Requirement:
What number of lines in the records below hold the word "icon"? Give that number alone.

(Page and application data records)
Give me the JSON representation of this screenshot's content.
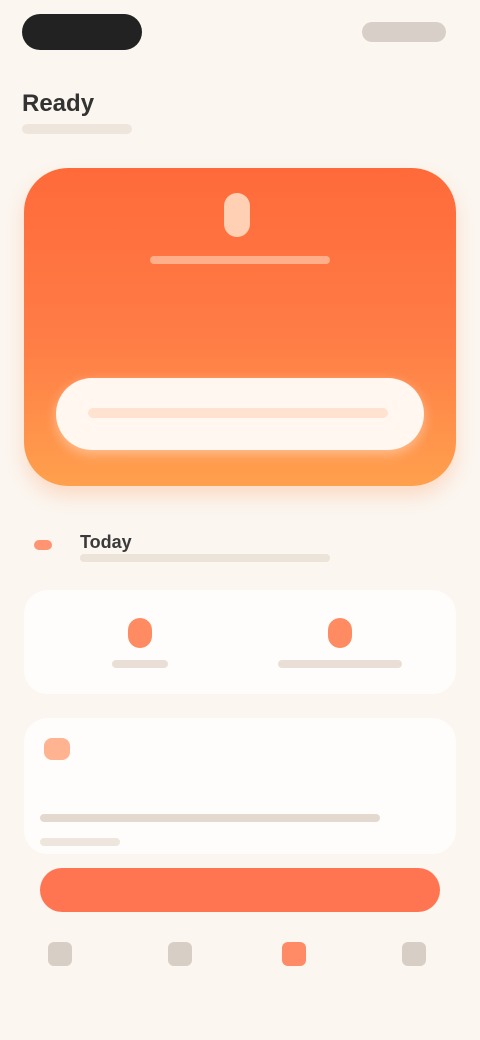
{
  "page": {
    "title": "Ready"
  },
  "hero": {
    "icon": "mic-icon"
  },
  "section": {
    "title": "Today"
  },
  "stats": [
    {
      "icon": "pin-icon"
    },
    {
      "icon": "pin-icon"
    }
  ],
  "tip": {
    "icon": "spark-icon"
  },
  "tabs": [
    {
      "icon": "home-icon"
    },
    {
      "icon": "calendar-icon"
    },
    {
      "icon": "mic-icon"
    },
    {
      "icon": "profile-icon"
    }
  ],
  "colors": {
    "accent": "#ff7552",
    "hero_top": "#ff6a3a",
    "hero_bottom": "#ffa04d",
    "background": "#fbf6f0"
  }
}
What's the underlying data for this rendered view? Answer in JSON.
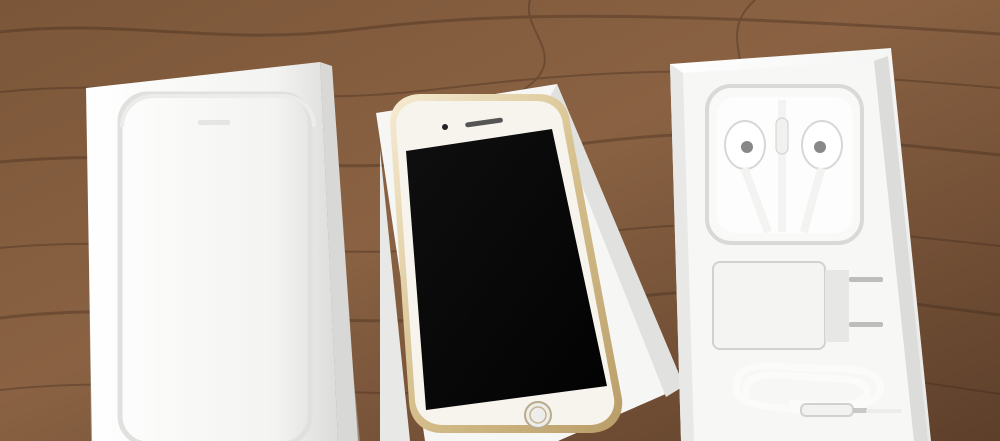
{
  "scene": {
    "objects": [
      "product-box-lid",
      "smartphone",
      "accessory-tray",
      "earphones-case",
      "power-adapter",
      "usb-cable"
    ]
  },
  "colors": {
    "wood": "#7a5538",
    "wood_dark": "#4d3222",
    "box_white": "#f2f2f0",
    "phone_screen": "#050505",
    "phone_frame": "#d8c49d"
  }
}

Written answer:
8